> _Exercise brief_:
Please reproduce each of the entries below exactly as they appear.
___ Extracted information ___
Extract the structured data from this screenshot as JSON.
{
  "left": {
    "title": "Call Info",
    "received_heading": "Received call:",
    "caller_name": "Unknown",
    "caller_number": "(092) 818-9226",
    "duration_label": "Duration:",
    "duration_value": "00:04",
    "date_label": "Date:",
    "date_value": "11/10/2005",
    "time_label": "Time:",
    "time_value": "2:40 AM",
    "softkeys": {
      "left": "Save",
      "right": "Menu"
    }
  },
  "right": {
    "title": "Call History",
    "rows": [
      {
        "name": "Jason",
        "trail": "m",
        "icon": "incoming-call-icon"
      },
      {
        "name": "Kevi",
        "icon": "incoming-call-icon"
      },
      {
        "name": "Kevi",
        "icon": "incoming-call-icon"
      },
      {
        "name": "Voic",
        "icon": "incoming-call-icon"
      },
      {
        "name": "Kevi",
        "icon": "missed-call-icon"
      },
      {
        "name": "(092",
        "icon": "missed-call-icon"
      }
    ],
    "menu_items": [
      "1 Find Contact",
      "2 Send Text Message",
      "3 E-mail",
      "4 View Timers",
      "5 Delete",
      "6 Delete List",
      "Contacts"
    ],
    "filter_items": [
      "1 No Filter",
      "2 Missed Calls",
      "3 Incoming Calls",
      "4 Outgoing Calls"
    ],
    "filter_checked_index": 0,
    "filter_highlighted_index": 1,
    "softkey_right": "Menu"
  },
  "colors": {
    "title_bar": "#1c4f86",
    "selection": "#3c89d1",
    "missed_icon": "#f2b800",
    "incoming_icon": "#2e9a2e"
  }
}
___
> _Problem solution_:
Extract the structured data from this screenshot as JSON.
{
  "left": {
    "title": "Call Info",
    "received_heading": "Received call:",
    "caller_name": "Unknown",
    "caller_number": "(092) 818-9226",
    "duration_label": "Duration:",
    "duration_value": "00:04",
    "date_label": "Date:",
    "date_value": "11/10/2005",
    "time_label": "Time:",
    "time_value": "2:40 AM",
    "softkeys": {
      "left": "Save",
      "right": "Menu"
    }
  },
  "right": {
    "title": "Call History",
    "rows": [
      {
        "name": "Jason",
        "trail": "m",
        "icon": "incoming-call-icon"
      },
      {
        "name": "Kevi",
        "icon": "incoming-call-icon"
      },
      {
        "name": "Kevi",
        "icon": "incoming-call-icon"
      },
      {
        "name": "Voic",
        "icon": "incoming-call-icon"
      },
      {
        "name": "Kevi",
        "icon": "missed-call-icon"
      },
      {
        "name": "(092",
        "icon": "missed-call-icon"
      }
    ],
    "menu_items": [
      "1 Find Contact",
      "2 Send Text Message",
      "3 E-mail",
      "4 View Timers",
      "5 Delete",
      "6 Delete List",
      "Contacts"
    ],
    "filter_items": [
      "1 No Filter",
      "2 Missed Calls",
      "3 Incoming Calls",
      "4 Outgoing Calls"
    ],
    "filter_checked_index": 0,
    "filter_highlighted_index": 1,
    "softkey_right": "Menu"
  },
  "colors": {
    "title_bar": "#1c4f86",
    "selection": "#3c89d1",
    "missed_icon": "#f2b800",
    "incoming_icon": "#2e9a2e"
  }
}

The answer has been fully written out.